Just by recognising the feelings, needs and views of your employees you will foster positive attitudes – and that’s very powerful.
When people are happy at work they are more emotionally positive, strong, resilient and flexible. And it’s these attitudes which make it easer for them to adapt to an unexpected demand or challenge. They will step back and take a rational view of what’s happening, look for the positive, and be more willing to participate in the change process.
Of course, the opposite is also true.
Dissatisfied employees are demanding, require more management, and they’re likely to moan about everything - their job, team leaders, senior managers, pay and probably even life itself - reinforcing negative feelings. And that means when change comes along, which it inevitably will, they’re unlikely to be emotionally flexible when you need them to be.
Being in rapport is a strong indicator you have healthy psychological contracts with people and that they’re more likely to accommodate change.
Surely there are some situations which are so difficult it’s impossible not to damage psychological contracts?
OK, let’s look at the biggest challenge any organisation is likely to confront - redundancy. Is it really possible to maintain a positive psychological contract with employees under such stressful conditions? Yes, it is.
Recently I worked with a large local authority. Central government cuts meant hard decisions needed to be taken, and although they called it a ‘transformation’ programme, from the employees’ point of view it was all about downsizing and job losses. People were worried, anxious and angry.
Managers had to deal with losing staff and rock bottom morale. The objective of the initial Rapport Workshops was to help managers understand their employees’ concerns about transformation, and their belief change was being forced upon them and they no longer had any control.
Each workshop was designed to reinforce the importance of having rapport with each other – to be open, honest, transparent, authentic and genuine – and to communicate in a way that ensured everyone understood even if they didn’t all necessarily agree. They realised that whenever they were struggling to make things happen or to create a productive working environment it was always because the parties involved did not have rapport.
By developing and maintaining rapport with its departments, the authority has been able to emerge the other side of the transformation programme stronger. They have successfully created an environment that encourages and supports everyone to open up and participate. More importantly, they are all pulling in the same direction and focussed on achieving the organisational goal – transforming into a better local authority despite having fewer employees to deliver services.

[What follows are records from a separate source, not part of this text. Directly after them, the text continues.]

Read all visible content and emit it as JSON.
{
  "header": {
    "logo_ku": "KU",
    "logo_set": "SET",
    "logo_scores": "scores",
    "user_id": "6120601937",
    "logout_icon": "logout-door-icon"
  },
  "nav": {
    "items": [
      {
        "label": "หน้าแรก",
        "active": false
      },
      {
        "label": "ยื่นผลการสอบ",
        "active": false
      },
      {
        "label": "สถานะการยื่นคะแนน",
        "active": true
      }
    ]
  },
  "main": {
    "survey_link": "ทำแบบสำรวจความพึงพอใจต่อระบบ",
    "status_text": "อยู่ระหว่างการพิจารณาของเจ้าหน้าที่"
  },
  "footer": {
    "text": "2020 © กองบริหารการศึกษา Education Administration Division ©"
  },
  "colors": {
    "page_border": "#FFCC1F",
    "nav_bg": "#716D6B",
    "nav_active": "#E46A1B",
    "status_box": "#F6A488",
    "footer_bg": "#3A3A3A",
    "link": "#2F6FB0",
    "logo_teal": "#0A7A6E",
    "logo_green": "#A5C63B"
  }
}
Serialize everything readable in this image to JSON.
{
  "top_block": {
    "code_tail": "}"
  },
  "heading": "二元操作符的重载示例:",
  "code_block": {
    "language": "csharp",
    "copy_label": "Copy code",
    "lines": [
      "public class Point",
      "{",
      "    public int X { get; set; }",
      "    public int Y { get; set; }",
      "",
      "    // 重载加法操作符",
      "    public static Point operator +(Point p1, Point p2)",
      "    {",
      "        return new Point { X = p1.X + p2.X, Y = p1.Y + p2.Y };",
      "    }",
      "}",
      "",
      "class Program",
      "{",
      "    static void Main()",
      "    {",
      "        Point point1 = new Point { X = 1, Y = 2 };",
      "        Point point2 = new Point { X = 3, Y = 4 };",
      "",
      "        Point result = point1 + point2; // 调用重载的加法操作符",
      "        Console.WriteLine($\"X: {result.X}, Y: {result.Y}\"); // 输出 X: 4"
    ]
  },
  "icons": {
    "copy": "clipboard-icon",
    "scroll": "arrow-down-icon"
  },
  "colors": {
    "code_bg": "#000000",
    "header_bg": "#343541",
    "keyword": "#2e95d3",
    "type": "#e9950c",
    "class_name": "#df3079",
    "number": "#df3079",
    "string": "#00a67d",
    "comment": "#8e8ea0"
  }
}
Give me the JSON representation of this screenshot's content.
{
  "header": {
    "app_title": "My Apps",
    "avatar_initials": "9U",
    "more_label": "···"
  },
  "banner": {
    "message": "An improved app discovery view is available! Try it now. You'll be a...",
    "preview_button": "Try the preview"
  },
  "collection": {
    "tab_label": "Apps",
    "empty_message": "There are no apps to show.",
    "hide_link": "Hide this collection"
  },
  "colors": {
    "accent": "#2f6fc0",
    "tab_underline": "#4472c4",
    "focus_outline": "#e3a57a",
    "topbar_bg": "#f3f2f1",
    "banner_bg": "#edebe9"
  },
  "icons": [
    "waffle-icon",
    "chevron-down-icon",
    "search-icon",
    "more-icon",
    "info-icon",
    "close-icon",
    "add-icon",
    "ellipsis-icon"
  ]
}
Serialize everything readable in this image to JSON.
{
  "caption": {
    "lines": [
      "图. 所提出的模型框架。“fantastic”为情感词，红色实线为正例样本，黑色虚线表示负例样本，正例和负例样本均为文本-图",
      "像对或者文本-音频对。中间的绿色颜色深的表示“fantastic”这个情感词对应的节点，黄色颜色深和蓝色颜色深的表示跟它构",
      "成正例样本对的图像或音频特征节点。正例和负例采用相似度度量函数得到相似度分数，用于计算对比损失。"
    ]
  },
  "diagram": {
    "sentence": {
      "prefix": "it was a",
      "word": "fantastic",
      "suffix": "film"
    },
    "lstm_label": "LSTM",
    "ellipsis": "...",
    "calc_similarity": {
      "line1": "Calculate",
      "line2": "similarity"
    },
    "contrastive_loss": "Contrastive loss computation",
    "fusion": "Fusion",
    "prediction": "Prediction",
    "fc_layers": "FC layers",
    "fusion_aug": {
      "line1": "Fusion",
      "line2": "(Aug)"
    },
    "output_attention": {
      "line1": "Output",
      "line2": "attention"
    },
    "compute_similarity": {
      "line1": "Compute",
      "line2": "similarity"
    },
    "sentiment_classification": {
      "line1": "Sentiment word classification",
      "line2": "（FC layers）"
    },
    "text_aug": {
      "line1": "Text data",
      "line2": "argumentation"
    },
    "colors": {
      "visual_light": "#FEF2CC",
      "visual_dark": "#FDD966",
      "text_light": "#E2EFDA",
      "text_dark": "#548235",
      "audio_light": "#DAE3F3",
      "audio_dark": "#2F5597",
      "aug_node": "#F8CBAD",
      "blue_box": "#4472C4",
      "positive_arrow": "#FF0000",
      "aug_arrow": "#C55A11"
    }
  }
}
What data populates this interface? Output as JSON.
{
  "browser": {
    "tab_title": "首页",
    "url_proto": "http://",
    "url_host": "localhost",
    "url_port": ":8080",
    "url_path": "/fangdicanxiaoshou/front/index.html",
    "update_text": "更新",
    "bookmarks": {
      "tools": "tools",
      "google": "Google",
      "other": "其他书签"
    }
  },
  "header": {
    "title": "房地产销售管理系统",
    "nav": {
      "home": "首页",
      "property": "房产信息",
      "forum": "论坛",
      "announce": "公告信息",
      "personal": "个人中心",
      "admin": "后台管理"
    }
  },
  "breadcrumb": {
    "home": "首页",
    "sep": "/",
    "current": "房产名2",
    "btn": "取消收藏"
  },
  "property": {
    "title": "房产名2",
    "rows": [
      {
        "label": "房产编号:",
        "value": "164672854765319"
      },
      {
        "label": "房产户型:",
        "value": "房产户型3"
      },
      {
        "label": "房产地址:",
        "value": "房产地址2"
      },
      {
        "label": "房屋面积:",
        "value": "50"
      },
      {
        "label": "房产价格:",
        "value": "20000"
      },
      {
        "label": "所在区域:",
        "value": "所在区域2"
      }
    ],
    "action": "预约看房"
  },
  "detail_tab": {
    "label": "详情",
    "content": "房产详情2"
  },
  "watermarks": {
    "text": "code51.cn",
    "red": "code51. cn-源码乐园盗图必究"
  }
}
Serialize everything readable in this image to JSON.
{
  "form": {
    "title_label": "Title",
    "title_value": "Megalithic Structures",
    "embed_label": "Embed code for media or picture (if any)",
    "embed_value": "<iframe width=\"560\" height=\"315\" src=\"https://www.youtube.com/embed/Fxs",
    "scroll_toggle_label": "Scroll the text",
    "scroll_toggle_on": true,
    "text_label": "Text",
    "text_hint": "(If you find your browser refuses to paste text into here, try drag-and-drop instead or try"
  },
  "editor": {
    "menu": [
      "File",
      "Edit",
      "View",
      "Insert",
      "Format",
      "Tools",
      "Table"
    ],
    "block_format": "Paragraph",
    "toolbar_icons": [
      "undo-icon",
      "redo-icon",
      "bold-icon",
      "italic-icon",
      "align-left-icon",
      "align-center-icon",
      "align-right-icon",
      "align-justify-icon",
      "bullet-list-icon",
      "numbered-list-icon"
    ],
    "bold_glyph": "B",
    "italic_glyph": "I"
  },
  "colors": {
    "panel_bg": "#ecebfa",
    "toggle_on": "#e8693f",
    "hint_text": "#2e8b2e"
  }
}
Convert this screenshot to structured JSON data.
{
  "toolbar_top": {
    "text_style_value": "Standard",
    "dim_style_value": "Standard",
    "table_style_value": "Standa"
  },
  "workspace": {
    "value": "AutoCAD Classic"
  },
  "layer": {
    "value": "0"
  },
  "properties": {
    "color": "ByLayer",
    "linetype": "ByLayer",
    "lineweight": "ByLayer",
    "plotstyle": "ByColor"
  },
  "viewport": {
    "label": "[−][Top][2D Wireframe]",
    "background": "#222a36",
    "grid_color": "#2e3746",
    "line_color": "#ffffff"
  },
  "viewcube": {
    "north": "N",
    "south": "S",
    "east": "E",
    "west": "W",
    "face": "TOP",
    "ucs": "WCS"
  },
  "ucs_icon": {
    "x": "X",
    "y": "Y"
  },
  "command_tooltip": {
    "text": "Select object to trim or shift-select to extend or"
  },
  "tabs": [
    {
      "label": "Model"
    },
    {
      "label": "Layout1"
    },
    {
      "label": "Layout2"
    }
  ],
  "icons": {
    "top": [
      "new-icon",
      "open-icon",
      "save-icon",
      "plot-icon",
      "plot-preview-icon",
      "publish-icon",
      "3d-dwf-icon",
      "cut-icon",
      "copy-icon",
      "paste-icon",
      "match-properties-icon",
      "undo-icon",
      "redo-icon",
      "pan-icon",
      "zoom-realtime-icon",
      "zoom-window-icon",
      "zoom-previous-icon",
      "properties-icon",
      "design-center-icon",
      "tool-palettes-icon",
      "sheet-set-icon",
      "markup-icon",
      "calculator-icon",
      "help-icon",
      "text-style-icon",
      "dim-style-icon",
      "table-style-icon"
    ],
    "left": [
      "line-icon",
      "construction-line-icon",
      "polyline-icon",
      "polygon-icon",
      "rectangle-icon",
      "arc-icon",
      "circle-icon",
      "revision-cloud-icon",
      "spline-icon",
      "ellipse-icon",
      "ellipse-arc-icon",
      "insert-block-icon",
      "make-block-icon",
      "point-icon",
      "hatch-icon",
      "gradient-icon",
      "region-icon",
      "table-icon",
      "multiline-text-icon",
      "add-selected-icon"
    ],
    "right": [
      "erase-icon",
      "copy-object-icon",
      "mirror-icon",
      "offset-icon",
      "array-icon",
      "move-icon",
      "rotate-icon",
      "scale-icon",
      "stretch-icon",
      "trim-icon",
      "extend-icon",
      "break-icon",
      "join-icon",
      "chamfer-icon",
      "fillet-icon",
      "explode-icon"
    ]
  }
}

Don’t ‘sell’ organisational change - build rapport & motivate instead
It’s when change is being ‘sold’ to people that psychological contracts are most likely to be damaged. You don’t need to sell if you have rapport; if conversations are handled properly you can motivate and encourage people to take a constructive approach and attitude.
Without rapport it’s very difficult to gain agreement and communication will suffer. However when rapport is present it’s much easier to start the conversation in the first place, and then to reach if not a consensus, at least understanding.
About the Author
Michael O’Flaherty is the managing director of Rapport Coaching Ltd. He works with large corporations, local government, non-profit and sporting organisations to implement effective coaching strategies with management teams and develop their ability to create, build and maintain rapport.
To find out more about successfully implementing organisational change through rapport contact email@example.com